Yes, the US Commerce Secretary Gina Raimondo expressed confidence that the United States has the capacity to house the entire supply chain for advanced chips, indicating a move towards self-reliance and enhanced domestic production in this critical sector.

2. What does housing the entire supply chain entail?

Housing the entire supply chain means that every step from the design, manufacturing, assembly, testing, and packaging of advanced semiconductor chips can be conducted within the United States. This would likely require significant investment in infrastructure, talent, and technology.

3. Why is the Commerce Department confident about this capability?

While the article from the Rogersville Review doesn't give specific reasons for the Commerce Department’s confidence, it likely stems from recent policy initiatives, funding allocations, and a push to bolster the nation's semiconductor industry to secure supply chains and reduce dependence on foreign chip manufacturing.

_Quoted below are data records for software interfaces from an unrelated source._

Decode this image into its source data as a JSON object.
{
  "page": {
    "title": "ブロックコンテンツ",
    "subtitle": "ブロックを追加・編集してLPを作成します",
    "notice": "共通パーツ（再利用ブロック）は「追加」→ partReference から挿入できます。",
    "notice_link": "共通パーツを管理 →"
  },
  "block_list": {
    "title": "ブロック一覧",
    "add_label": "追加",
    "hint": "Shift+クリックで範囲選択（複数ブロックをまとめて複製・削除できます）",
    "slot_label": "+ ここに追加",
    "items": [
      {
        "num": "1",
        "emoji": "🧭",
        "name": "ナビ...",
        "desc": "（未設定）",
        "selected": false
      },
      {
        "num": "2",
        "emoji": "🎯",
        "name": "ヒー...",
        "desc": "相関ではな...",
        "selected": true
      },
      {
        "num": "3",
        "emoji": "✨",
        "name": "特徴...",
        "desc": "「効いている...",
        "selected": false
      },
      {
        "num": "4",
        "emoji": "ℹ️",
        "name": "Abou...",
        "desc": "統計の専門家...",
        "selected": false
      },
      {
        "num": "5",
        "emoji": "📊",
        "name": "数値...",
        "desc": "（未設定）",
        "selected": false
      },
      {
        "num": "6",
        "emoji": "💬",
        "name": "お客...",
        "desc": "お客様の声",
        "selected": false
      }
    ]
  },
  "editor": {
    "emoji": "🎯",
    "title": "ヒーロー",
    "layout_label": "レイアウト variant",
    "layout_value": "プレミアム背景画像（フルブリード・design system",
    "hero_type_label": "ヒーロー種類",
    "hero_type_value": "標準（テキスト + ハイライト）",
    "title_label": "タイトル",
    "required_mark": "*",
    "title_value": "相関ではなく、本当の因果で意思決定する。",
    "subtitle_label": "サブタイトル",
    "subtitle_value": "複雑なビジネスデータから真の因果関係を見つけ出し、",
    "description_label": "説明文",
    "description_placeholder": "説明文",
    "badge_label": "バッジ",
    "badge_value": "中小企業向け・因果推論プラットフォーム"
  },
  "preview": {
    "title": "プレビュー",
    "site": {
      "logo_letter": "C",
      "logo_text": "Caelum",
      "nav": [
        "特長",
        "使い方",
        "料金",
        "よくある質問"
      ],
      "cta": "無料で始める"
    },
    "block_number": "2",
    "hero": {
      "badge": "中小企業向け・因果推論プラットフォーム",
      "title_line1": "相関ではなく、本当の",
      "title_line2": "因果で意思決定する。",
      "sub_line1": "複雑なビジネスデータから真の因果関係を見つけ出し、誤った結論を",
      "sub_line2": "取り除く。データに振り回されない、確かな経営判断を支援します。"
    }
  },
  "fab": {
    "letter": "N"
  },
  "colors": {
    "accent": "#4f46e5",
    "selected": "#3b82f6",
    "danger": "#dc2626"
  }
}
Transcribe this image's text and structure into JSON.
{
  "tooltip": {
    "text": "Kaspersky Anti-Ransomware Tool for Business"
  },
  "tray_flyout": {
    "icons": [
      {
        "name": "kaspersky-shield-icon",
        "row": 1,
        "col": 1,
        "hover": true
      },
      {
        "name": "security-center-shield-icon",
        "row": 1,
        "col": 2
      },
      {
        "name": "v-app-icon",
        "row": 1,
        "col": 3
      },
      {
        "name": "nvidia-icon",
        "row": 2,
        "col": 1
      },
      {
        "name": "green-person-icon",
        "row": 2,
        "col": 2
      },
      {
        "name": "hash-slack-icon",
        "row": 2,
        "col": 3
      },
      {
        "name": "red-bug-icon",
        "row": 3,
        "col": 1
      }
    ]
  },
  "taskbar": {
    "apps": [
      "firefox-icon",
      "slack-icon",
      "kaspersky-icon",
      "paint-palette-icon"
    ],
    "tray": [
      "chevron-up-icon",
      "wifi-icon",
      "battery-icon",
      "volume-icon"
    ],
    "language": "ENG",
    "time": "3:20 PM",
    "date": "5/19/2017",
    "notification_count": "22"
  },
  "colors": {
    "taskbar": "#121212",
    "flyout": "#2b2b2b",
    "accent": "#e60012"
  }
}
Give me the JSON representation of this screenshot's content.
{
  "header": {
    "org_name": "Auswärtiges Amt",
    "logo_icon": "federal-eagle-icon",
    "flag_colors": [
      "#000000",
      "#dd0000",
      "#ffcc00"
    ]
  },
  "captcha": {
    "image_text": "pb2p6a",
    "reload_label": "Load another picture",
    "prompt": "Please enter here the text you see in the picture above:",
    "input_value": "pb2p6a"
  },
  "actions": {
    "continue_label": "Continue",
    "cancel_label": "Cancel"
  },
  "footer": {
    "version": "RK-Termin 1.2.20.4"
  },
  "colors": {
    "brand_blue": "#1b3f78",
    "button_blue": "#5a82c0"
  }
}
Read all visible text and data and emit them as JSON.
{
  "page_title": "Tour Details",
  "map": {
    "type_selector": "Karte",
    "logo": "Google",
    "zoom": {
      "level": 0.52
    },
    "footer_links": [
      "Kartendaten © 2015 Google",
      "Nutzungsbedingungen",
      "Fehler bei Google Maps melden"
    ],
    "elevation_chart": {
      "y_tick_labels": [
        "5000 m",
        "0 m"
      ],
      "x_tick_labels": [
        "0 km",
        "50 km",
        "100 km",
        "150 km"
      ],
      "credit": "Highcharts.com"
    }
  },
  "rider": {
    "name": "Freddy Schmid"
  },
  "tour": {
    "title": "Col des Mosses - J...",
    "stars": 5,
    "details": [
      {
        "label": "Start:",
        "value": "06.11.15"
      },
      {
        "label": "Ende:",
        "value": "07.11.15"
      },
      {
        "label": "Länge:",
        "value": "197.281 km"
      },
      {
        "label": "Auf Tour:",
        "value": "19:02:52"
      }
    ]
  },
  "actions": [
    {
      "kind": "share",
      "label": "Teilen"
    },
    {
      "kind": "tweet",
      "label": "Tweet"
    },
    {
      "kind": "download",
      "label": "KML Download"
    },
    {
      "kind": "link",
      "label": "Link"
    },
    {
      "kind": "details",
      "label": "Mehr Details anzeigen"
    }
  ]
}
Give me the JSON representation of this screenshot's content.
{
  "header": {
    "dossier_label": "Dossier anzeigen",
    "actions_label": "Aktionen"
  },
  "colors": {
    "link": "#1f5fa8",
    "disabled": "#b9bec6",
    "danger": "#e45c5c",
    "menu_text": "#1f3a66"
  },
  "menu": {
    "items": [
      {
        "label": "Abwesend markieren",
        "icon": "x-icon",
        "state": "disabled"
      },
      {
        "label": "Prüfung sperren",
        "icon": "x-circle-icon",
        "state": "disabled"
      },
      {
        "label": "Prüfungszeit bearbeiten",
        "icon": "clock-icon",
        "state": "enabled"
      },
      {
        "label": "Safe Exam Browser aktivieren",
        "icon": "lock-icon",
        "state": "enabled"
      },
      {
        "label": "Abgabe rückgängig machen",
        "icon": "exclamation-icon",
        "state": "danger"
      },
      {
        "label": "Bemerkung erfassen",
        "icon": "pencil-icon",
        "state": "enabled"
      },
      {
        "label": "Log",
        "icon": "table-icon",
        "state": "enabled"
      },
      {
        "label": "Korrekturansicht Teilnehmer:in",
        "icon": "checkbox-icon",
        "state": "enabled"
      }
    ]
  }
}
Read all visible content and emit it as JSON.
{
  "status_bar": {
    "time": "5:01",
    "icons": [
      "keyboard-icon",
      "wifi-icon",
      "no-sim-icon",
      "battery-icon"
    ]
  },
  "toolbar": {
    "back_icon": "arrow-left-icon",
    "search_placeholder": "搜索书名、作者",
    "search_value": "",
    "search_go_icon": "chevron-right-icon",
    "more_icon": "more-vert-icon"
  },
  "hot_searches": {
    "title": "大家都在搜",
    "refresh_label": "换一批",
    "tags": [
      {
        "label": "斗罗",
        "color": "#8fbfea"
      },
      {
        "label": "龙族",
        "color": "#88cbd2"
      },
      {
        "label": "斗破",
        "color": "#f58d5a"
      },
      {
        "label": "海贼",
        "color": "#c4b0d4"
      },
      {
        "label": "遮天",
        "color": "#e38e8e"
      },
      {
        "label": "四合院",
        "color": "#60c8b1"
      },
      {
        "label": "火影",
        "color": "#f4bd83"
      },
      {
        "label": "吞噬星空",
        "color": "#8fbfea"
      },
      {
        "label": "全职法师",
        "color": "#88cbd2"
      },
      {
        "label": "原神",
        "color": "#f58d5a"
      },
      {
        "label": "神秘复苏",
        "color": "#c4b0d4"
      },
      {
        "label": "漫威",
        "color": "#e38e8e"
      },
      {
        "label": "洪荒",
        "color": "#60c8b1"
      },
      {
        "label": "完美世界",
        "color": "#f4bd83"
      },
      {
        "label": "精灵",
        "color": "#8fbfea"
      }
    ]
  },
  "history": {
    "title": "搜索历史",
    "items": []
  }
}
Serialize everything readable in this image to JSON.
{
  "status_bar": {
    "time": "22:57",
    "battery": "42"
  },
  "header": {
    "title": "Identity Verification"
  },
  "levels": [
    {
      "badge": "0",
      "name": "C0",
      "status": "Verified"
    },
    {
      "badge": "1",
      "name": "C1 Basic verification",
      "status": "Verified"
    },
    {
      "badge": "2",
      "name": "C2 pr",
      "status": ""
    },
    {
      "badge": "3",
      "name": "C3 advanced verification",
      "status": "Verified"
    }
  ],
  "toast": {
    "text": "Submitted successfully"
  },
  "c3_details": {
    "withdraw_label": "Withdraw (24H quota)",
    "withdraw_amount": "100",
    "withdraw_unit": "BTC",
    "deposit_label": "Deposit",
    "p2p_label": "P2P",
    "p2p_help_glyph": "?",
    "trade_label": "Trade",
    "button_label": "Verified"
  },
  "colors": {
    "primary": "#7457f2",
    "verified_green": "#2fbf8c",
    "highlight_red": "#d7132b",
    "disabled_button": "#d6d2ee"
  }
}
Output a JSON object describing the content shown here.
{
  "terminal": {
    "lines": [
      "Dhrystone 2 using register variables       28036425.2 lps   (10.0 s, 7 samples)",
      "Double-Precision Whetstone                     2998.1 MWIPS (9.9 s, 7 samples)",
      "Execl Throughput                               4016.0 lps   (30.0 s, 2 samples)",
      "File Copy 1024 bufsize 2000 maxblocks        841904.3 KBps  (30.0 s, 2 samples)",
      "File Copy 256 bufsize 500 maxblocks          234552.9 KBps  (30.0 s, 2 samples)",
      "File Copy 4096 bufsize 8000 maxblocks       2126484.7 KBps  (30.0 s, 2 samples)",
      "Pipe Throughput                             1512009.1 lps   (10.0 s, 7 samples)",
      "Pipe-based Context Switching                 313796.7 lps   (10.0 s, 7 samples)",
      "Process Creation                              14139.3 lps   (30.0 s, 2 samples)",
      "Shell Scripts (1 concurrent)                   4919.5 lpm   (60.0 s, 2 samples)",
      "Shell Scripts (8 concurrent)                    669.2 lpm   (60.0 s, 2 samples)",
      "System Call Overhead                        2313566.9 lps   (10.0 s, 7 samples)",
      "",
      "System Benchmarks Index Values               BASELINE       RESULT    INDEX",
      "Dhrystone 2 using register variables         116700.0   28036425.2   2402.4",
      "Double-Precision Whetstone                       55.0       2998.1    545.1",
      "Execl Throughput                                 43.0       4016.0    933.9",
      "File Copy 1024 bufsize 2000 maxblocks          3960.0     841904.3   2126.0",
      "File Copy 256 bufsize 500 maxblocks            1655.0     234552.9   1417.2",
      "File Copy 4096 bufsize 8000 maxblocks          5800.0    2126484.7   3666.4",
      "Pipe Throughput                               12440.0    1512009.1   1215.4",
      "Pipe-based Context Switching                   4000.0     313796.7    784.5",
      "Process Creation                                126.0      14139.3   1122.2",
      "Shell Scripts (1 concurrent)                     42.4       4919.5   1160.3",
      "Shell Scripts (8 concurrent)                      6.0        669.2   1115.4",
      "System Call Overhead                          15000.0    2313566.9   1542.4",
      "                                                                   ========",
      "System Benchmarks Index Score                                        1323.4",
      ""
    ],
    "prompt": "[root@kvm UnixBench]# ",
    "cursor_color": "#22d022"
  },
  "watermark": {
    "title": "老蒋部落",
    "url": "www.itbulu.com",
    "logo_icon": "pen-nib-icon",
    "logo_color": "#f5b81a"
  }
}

4. How does this affect the current global chip supply chain?

If the US successfully houses the entire supply chain, it could potentially reduce global dependencies, particularly from regions like Asia that currently dominate semiconductor manufacturing. This could also lead to more balanced global supply chains and potentially spur similar initiatives in other countries.

5. What might be some challenges in achieving this?

Challenges could include the high cost of building and operating semiconductor foundries in the US, potential trade tensions, competition for skilled labor, and the time required to scale up operations to meet global demand.

6. Has the US taken any steps towards this goal?

Although the search results don't detail specific steps, recent actions by the US government, such as the CHIPS Act and other federal initiatives, suggest that there is legislative and financial support aimed at revitalizing the US semiconductor industry.

These FAQs provide a basic understanding of the Commerce Department's confidence in the US to house the 'entire' supply chain for advanced chips, based on the search results provided. For more detailed information, it would be necessary to consult the full articles and related government documentation.